One question I have regarding this topic is, "Could it be legitimately said that the field of evolutionary developmental biology is based on a 'recapitulated' belief in the outdated idea of recapitulation (ontogeny recapitulates phylogeny)?" Thanks again!
Quite possibly. For the interested reader, here are some search results for "ontogeny" on creation.com.
This (and most "evidence" for evolution) reminds me of the quote in Ray Comfort's "Evolution vs God" by an agnostic evolutionary lecturer where she told Ray that the reason people don't believe evolution is because they don't have imagination.
Yes, quite so!
And the reason people believe evolution is because they are more prepared to trust their imagination then their logic and reason.
And then the promoters of this godless and anti-God philosophy dress it up with pretty pictures and half-truths.
The devil's methodology has not changed from his very first interaction with humans - appear in an interesting form with an attractive story (attractive to our curiosity for evil) and feed our potential to distrust God and believe anything but.
Thanks for once again highlighting how shallow and errant the "evidence" for evolution really is.
I suppose this is a similar argument often applied to ape & human skeletons, there are similarities but each species/kind is still limited in how far it can go regarding change, much like the ocean & the land.
I thought alligators were like crocodiles & virtually 'unchanged' as far as fossil record goes.

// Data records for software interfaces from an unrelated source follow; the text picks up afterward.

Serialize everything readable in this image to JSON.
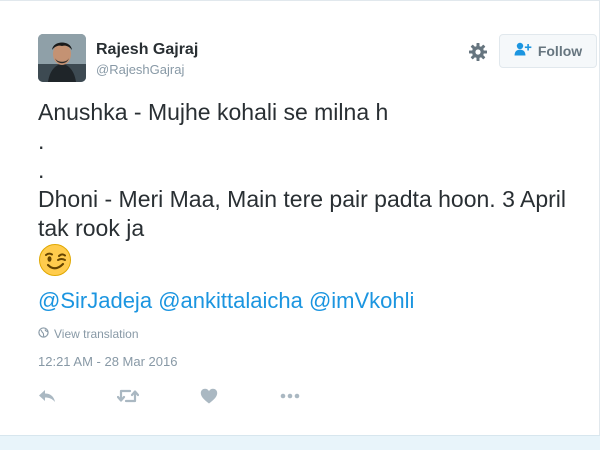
{
  "user": {
    "name": "Rajesh Gajraj",
    "handle": "@RajeshGajraj"
  },
  "follow_button": {
    "label": "Follow",
    "icon": "add-user-icon"
  },
  "settings_icon": "gear-icon",
  "tweet": {
    "lines": [
      "Anushka - Mujhe kohali se milna h",
      ".",
      ".",
      "Dhoni - Meri Maa, Main tere pair padta hoon. 3 April tak rook ja"
    ],
    "emoji": "winking-face",
    "mentions": [
      "@SirJadeja",
      "@ankittalaicha",
      "@imVkohli"
    ]
  },
  "view_translation": {
    "label": "View translation",
    "icon": "globe-icon"
  },
  "timestamp": "12:21 AM - 28 Mar 2016",
  "actions": [
    "reply-icon",
    "retweet-icon",
    "like-icon",
    "more-icon"
  ],
  "colors": {
    "link": "#1b95e0",
    "meta": "#8899a6",
    "text": "#292f33",
    "icon": "#aab8c2"
  }
}
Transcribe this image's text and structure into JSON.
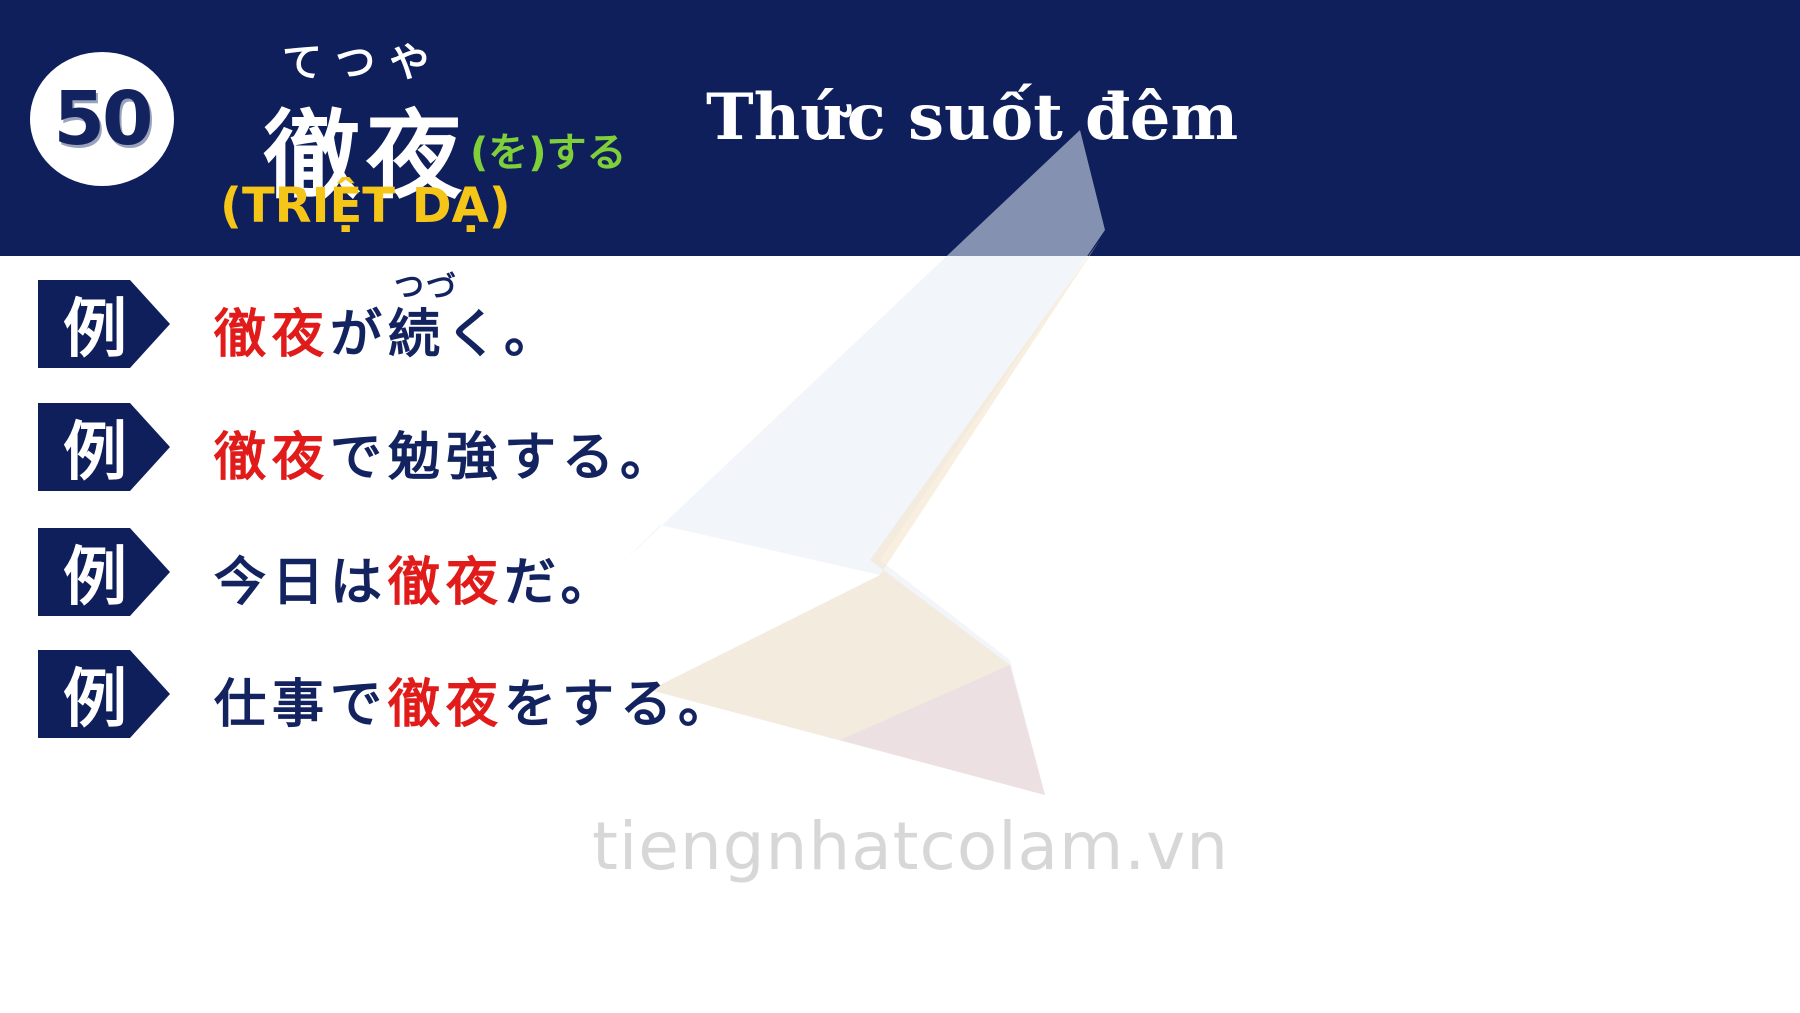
{
  "header": {
    "number": "50",
    "furigana": "てつや",
    "kanji": "徹夜",
    "suffix": "(を)する",
    "reading": "(TRIỆT DẠ)",
    "meaning": "Thức suốt đêm"
  },
  "tag_label": "例",
  "examples": [
    {
      "ruby": "つづ",
      "parts": [
        {
          "text": "徹夜",
          "hl": true
        },
        {
          "text": "が",
          "hl": false
        },
        {
          "text": "続く。",
          "hl": false
        }
      ]
    },
    {
      "parts": [
        {
          "text": "徹夜",
          "hl": true
        },
        {
          "text": "で勉強する。",
          "hl": false
        }
      ]
    },
    {
      "parts": [
        {
          "text": "今日は",
          "hl": false
        },
        {
          "text": "徹夜",
          "hl": true
        },
        {
          "text": "だ。",
          "hl": false
        }
      ]
    },
    {
      "parts": [
        {
          "text": "仕事で",
          "hl": false
        },
        {
          "text": "徹夜",
          "hl": true
        },
        {
          "text": "をする。",
          "hl": false
        }
      ]
    }
  ],
  "watermark": "tiengnhatcolam.vn",
  "colors": {
    "header_bg": "#0f1f5c",
    "highlight": "#e11a1a",
    "text_dark": "#13235f",
    "reading": "#f5c518",
    "suffix": "#7fcf3a"
  }
}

Yes, in evolutionary theory the crocodilians have been around for a very long time. But, as they group different animals into larger and larger clades, they give the appearance of evolution over time. E.g., the Pseudosuchia/Crurotarsi includes some things that are debatable "crocodilians" but the higher taxonomic group (Archosauria) would also include things like birds. The group that includes crocodile/alligator/gharial/caiman as we know them today 'appears' in the Late Cretaceous. So, yes, they are 'unchanged', but be careful when using that argument. See Australian croc rolls evolutionary story and Australian crocodile fossil rewrites evolution
Say "would need to" rather than "must have" since that is the evo statement of faith (they would say: genes for beaks Must Have developed; which means there is no evidence for it but they believe it).
I appreciate the comment, and it would be generally more correct to say it like that. But, in context, there is no problem with the grammar of that statement.